Implementation Science Research
The IDEAS Center, part of NYU Langone’s Department of Child and Adolescent Psychiatry, advances implementation and dissemination science to improve compliance with evidence-based mental health practices in public behavioral health systems that serve children, adolescents, and their families.
Our mission is to improve statewide adoption of mental health best practices and quality improvement initiatives in schools, primary care offices, clinics, residential treatment facilities, family services, child welfare settings, and juvenile justice settings.
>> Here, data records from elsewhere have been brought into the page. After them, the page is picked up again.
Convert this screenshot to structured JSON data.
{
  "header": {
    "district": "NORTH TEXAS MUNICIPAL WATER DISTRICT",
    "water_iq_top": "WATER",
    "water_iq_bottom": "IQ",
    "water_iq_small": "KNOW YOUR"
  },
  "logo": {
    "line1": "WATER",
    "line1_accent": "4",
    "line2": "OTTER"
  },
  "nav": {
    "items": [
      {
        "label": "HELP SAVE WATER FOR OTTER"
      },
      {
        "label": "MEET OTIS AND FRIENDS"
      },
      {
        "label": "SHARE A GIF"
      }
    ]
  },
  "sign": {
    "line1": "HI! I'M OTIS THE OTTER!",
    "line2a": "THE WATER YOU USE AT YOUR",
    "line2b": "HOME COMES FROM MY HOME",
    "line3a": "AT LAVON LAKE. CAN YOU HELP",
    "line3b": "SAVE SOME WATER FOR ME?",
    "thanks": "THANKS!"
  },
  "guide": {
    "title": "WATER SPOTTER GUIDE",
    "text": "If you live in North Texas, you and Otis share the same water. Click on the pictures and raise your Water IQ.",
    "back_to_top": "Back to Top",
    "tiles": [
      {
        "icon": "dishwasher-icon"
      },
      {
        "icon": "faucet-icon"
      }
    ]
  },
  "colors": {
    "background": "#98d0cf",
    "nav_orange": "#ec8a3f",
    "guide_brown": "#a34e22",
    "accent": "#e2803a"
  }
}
IDEAS stands for Implementation and Dissemination of Evidence-based Practices Among States. The IDEAS Center receives funding from the National Institute of Mental Health, the Agency for Healthcare Research and Quality, the Centers for Medicaid and Medicare Services, and the New York State Office of Mental Health.
We collaborate with the McSilver Institute for Poverty Policy and Research at NYU Silver School of Social Work. We offer training, consultation, and educational resources to mental health professionals at the IDEAS Center and two other locations funded by the New York State Office of Mental Health: the Community Technical Assistance Center of New York (CTAC) and the Evidence-Based Treatment Dissemination Center.
Implementation Science Research Laboratories
Our researchers study the ways in which evidence-based practices are implemented in behavioral health systems and the juvenile justice system.
Kimberly E. Hoagwood Laboratory
Researchers in the laboratory of Kimberly E. Hoagwood, PhD, study factors that influence whether evidence-based practices are adopted in behavioral health systems. Factors we look at include lack of engagement, poor integration of data and decision support systems to monitor practices and health outcomes, and inadequate methods for assessing different implementation approaches.
The lab’s research projects include reducing drop-out among clinicians trained in evidence-based practices; improving variation in access to mental healthcare; addressing organizational factors that influence whether families receive support services; comparing the efficacy of in-person versus online training for family peer support specialists; examining the effectiveness of multifamily group therapies for children with disruptive behavior problems in sub-Saharan Africa; and implementing strategies to promote uptake of quality indicators for maternal depression, adolescent depression, and psychotropic medication prescribing guidelines.